Malta a step closer to radical drugs reform with ‘cannabis club’ law

Legislation not commercialisation: How cannabis has been regularised around Europe

File photo
File photo

Malta will allow non-profit associations to grow cannabis and distribute it among members, in new legislations to regulate home-growing of recreational cannabis.

The islands will follow in the footsteps of other EU countries which are trying to reduce the harm caused by criminalisation, while learning from the negatives of the models in countries like Holland.

Countries which regularised cannabis in recent years have each implemented various models, ranging from market liberalisation, with private operators running ‘cannabis clubs’ where each patron is granted a limited amount of cannabis; to a nationalised dispensary system.

The coffee-shop culture in Amsterdam started back in the 1980s when the country adapted its drug policy to be more tolerant of users while still taking a hard stance against the illegal drug trade.

The end to the prosecution of cannabis offences led people to sell cannabis in coffee-shops and caused a huge increase in the number of such shops across the country. In order to control these sales, the Dutch government introduced restrictions on coffee-shops in 1996.

Today coffee-shops abide by strict conditions that preclude them from advertising the sale of cannabis, with no more than 500 grams allowed inside the establishment, sale to minors prohibited, and no alcohol allowed to be sold on site. Flouting these rules risks up to a six-month ban and even permanent closure. Coffee-shops also cannot operate within a 250m radius of a school.

Still, the Dutch model does have its own ‘backdoor problem’: while consumers can purchase cannabis from a coffee-shop, the shop itself has no legal way of accessing the cannabis it is selling, because the cultivation and sale of large amounts of cannabis are still illegal under current laws. The café’s front door is always open... but it’s the ‘back door’ that is closed.

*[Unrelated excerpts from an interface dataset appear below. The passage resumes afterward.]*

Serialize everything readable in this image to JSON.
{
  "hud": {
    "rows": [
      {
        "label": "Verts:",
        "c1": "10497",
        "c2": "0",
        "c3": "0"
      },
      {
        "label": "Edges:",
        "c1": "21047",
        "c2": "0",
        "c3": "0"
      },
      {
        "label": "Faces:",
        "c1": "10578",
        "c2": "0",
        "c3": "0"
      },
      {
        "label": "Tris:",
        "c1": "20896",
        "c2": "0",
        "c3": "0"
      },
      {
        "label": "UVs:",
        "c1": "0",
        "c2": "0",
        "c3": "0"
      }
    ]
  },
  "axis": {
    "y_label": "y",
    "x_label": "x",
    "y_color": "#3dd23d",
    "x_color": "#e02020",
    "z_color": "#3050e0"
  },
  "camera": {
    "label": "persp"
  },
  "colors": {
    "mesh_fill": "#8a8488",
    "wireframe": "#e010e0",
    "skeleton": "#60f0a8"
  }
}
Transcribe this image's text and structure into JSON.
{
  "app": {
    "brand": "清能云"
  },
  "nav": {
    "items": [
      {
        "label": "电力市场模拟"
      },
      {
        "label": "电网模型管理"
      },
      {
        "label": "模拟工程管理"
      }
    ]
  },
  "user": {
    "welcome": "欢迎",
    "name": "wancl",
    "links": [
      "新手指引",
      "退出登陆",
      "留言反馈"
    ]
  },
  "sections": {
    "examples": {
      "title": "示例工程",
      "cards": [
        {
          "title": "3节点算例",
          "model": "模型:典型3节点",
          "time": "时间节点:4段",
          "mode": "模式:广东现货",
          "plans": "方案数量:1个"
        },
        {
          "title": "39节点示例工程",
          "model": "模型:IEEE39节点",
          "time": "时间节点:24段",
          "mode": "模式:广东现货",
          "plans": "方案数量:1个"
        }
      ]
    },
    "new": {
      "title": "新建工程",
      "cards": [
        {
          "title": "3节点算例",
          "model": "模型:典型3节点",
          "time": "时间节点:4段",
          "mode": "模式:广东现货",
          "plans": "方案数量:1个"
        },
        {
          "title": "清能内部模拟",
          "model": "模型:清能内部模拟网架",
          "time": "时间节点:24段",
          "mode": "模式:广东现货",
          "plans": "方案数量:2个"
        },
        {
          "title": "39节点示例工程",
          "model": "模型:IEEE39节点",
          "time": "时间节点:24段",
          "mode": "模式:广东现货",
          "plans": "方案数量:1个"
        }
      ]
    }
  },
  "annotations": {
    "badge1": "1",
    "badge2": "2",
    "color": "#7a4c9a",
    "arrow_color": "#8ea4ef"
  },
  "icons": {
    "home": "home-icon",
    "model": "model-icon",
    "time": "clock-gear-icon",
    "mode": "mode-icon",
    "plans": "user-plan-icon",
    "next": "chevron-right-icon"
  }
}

So in 2005, the European Coalition for Just and Effective Drug Policies (ENCOD) proposed a system to allow the legal production and distribution of cannabis, similar to the one the Maltese government hopes to introduce in its proposed law.

Regulation through cannabis clubs is based on four principles: 1. non-commercial basis, 2. a closed membership format, 3. Professional and collective cultivation and 4. a limited volume of marijuana.

The cannabis club sector has grown exponentially in Spain, with over 200 clubs in Barcelona alone, and roughly 400 across the whole country. Switzerland also joined the trend in 2016, and allowed the launch of pilot cannabis clubs in four cities – Bern, Zurich, Basel and Geneva.

The non-commercial approach by cannabis clubs has a number of benefits over the Dutch model. For starters, the primary goal of producers in the commercial market is that of generating the highest possible profits, which is more readily achieved by maximising consumption and encouraging the initiation of new users.

But this requires a more rigorous regulatory system that minimises profit-motivated efforts. The club model addresses this concern, because the relatively closed membership system limits availability and reduces the potential for new, and typically young, users to get into cannabis use.

It can also serve as a transitional model which helps in establishing social norms around cannabis consumption.

Still, despite clubs being barred from turning a profit, the sharp increase in clubs in Spain has led to concerns that they are turning away from their non-commercial ethos. Reports that certain clubs in Barcelona now have thousands of members, as a result of less stringent regulation, also allowing the admission of tourists, have raised concerns about how to keep the system in check.

There is simply the need to get the balance right – if the introduced system and legislation are too restrictive, consumers will turn to the black market, meaning the government’s aim of fighting illegality is not met.

On the other hand, if regulation is too lax, the public health aspect and concerns raised by professionals would be totally ignored. There might not be a perfect solution, but government has to balance priorities and through informed responsible decisions, see what works and amend what doesn’t.

READ MORE: Cannabis legalisation will allow regulated associations and home growing of plant